• [RECORDS SUPPLIED]
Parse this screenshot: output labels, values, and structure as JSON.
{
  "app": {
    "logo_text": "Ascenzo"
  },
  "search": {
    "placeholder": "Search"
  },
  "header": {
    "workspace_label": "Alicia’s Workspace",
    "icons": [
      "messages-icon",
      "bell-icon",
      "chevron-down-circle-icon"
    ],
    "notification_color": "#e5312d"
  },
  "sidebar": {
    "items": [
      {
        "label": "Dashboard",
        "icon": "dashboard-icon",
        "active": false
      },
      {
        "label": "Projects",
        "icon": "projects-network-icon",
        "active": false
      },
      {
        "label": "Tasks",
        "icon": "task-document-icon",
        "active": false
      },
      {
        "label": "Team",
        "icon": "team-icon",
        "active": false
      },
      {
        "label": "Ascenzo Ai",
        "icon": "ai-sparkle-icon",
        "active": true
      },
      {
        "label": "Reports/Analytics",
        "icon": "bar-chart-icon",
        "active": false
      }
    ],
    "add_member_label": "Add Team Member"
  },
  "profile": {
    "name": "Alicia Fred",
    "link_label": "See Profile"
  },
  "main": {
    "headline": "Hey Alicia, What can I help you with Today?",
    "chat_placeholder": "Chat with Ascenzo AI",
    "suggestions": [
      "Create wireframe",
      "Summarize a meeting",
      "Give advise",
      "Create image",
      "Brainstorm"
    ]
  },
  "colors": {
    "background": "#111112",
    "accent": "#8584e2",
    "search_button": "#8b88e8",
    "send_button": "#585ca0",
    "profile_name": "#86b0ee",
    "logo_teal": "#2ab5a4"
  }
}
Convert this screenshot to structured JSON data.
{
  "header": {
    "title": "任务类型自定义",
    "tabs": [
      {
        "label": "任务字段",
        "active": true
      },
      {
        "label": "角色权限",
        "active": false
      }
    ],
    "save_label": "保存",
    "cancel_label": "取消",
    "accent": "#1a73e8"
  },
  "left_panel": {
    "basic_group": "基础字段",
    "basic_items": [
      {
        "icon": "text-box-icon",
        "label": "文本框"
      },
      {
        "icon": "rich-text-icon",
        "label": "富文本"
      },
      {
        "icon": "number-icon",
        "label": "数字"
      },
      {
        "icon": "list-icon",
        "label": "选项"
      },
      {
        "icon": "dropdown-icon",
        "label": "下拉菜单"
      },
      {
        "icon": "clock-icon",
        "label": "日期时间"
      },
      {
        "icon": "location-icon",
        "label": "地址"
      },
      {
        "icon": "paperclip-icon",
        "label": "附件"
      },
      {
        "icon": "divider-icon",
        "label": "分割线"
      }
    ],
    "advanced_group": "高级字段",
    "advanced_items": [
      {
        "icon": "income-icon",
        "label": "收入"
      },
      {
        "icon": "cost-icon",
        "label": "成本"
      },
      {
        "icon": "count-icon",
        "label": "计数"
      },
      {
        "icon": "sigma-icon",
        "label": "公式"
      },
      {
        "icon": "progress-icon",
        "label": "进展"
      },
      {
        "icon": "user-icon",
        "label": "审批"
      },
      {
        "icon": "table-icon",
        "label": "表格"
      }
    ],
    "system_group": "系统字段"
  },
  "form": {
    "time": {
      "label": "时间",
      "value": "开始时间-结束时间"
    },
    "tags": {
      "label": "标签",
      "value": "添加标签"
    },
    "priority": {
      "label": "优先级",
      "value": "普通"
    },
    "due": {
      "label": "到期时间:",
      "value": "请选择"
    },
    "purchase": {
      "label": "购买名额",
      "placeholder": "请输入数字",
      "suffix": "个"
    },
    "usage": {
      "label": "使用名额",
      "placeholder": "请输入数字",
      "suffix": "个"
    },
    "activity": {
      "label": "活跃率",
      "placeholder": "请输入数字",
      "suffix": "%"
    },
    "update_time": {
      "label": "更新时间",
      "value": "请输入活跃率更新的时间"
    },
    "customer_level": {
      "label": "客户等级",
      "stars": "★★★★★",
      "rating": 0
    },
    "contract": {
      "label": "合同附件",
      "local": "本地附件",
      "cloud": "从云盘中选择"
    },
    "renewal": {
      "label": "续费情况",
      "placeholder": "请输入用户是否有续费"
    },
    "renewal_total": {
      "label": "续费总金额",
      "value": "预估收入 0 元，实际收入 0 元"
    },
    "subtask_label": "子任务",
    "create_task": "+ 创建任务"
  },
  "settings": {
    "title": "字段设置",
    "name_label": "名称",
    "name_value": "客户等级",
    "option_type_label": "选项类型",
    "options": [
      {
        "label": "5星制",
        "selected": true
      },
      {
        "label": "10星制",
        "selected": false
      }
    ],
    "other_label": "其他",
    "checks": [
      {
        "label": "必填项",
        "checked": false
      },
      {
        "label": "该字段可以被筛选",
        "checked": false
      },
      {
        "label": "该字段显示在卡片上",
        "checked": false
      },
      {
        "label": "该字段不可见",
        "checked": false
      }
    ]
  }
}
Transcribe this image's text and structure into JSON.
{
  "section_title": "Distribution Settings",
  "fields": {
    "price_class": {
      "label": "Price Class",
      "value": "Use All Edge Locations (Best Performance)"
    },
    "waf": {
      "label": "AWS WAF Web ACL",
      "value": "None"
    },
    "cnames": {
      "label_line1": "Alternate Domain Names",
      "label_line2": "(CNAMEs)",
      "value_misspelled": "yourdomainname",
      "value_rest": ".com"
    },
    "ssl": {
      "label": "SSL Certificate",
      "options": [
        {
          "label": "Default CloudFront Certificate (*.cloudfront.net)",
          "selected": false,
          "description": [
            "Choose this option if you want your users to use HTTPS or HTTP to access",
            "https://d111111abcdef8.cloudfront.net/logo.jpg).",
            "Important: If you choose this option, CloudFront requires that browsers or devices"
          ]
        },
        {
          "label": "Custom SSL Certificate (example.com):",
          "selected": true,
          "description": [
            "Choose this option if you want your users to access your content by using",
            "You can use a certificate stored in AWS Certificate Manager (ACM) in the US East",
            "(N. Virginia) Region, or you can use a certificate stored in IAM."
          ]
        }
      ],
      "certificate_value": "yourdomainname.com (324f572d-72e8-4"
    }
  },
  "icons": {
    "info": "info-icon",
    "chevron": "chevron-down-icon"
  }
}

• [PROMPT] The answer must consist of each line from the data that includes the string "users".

• [OUTPUT FOR THIS EXERCISE]
            "Choose this option if you want your users to use HTTPS or HTTP to access",
            "Choose this option if you want your users to access your content by using",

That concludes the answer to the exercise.